-- Problem details --
Each line of the listing that includes "JSON" should be reported.

-- Working data --
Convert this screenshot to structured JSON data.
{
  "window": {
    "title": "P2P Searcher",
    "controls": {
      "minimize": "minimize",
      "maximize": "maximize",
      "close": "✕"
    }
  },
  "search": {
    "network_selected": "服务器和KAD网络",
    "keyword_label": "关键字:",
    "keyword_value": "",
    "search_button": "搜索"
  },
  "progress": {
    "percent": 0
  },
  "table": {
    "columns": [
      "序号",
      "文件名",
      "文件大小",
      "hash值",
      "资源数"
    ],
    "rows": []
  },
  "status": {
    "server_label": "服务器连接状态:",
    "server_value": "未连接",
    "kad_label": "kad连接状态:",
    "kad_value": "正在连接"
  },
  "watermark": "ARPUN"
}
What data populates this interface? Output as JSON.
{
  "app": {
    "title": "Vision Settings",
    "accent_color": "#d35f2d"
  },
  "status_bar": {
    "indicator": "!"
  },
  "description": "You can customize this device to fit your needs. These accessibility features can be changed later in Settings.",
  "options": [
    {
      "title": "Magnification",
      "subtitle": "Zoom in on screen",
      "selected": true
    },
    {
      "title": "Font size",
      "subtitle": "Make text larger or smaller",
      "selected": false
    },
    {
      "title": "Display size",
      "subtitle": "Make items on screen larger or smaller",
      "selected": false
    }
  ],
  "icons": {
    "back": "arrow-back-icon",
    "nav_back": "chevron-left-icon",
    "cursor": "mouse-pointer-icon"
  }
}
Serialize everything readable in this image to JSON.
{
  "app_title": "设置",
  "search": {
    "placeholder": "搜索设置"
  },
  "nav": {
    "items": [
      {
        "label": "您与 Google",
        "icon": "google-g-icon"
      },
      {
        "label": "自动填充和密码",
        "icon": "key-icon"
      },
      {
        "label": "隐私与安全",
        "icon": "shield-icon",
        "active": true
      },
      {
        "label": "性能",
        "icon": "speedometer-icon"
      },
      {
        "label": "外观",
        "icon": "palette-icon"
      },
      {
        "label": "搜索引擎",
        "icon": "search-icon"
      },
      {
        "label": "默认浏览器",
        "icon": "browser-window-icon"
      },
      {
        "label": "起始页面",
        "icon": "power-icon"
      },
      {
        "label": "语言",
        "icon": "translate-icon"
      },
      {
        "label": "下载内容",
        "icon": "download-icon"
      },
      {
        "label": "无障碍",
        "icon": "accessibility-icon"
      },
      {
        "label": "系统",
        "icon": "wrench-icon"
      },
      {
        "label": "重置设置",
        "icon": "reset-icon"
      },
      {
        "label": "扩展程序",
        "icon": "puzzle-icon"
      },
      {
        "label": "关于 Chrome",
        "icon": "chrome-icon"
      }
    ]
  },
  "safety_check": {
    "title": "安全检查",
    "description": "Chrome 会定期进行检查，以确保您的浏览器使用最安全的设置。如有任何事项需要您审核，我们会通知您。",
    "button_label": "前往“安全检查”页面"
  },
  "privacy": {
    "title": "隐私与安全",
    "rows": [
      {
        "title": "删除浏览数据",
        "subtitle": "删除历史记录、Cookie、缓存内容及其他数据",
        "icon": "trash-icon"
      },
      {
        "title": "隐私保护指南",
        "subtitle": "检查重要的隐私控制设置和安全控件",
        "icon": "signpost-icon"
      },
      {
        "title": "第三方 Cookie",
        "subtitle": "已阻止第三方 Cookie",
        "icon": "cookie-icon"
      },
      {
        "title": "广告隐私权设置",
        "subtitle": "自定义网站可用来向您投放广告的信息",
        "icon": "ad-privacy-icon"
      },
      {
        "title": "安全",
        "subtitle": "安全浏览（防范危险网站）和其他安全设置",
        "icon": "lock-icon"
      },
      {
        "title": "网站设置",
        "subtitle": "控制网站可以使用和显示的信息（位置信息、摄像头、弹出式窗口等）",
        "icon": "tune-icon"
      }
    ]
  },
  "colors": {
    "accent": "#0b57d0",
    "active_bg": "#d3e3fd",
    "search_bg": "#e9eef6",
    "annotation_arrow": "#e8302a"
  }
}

-- Task solution --
Convert this screenshot to structured JSON data.
What data populates this interface? Output as JSON.
Serialize everything readable in this image to JSON.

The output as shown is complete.